Both councils and Wilson entered the judge’s chambers for more than an hour to discuss Tate’s medical records. After their meeting, the judge brought out the jury, and the defense called their next witness, Dr. James Trahan of the Mary Greeley Medical Center in Ames.
Trahan is a psychiatrist, and he conducted an assessment on Tate when he was admitted to the medical center on Sept. 13 until Sept. 21. Trahan observed at that time that Tate was “a rather disheveled man,” and he would pace back-and-forth and barely talk when he first arrived.

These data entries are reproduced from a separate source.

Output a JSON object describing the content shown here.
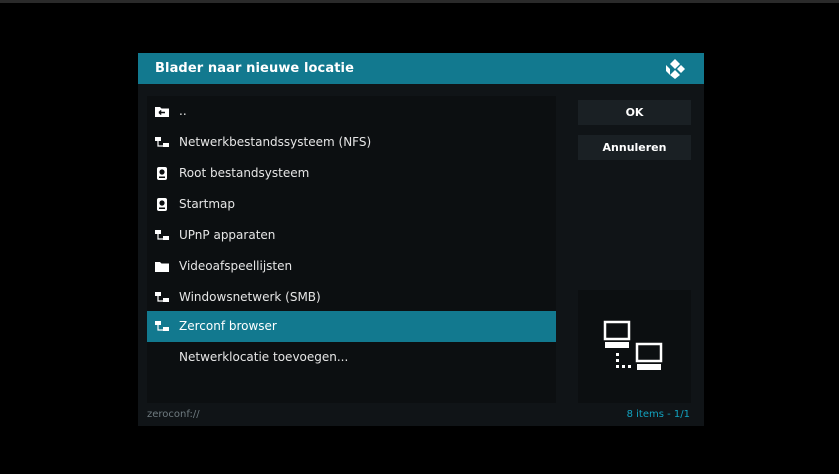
{
  "dialog": {
    "title": "Blader naar nieuwe locatie",
    "logo_icon": "kodi-logo-icon"
  },
  "list": {
    "items": [
      {
        "label": "..",
        "icon": "folder-up-icon"
      },
      {
        "label": "Netwerkbestandssysteem (NFS)",
        "icon": "network-icon"
      },
      {
        "label": "Root bestandsysteem",
        "icon": "hard-disk-icon"
      },
      {
        "label": "Startmap",
        "icon": "hard-disk-icon"
      },
      {
        "label": "UPnP apparaten",
        "icon": "network-icon"
      },
      {
        "label": "Videoafspeellijsten",
        "icon": "folder-icon"
      },
      {
        "label": "Windowsnetwerk (SMB)",
        "icon": "network-icon"
      },
      {
        "label": "Zerconf browser",
        "icon": "network-icon",
        "selected": true
      },
      {
        "label": "Netwerklocatie toevoegen...",
        "icon": ""
      }
    ]
  },
  "buttons": {
    "ok_label": "OK",
    "cancel_label": "Annuleren"
  },
  "preview": {
    "icon": "network-computers-icon"
  },
  "footer": {
    "path": "zeroconf://",
    "count": "8 items - 1/1"
  },
  "colors": {
    "accent": "#12798f",
    "background": "#101417",
    "count_text": "#12a3c0"
  }
}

Tate had been admitted to hospitals many times throughout his life, according to Trahan, and had many symptoms of being bipolar and schizophrenic. He was on an anti-depressant medication, which could have affected his manic state because anti-depressants can lead to an activation of mania while not treating his bipolar disorder. When asked whether he found Tate to be mentally ill at the time of his stay, Trahan stated, “Yes.”
Prosser’s cross examination centered around the fact that although Tate was admitted into the medical center in September 2012, that had no inclination that his mental state was poor in May, when Lisa Techel was killed. His mental state was like a rollercoaster and could have varied day-to-day, let alone month-to-month, it was explained.
When Prosser asked if, based on Trahan’s observations in September, what could he say about Tate’s mental state in May, Trahan answered with, “Nothing at all.”
The trial will resume today at 1:15 p.m.
— To see reporter Josh Vardaman's Twitter feed, go to @CourierJosh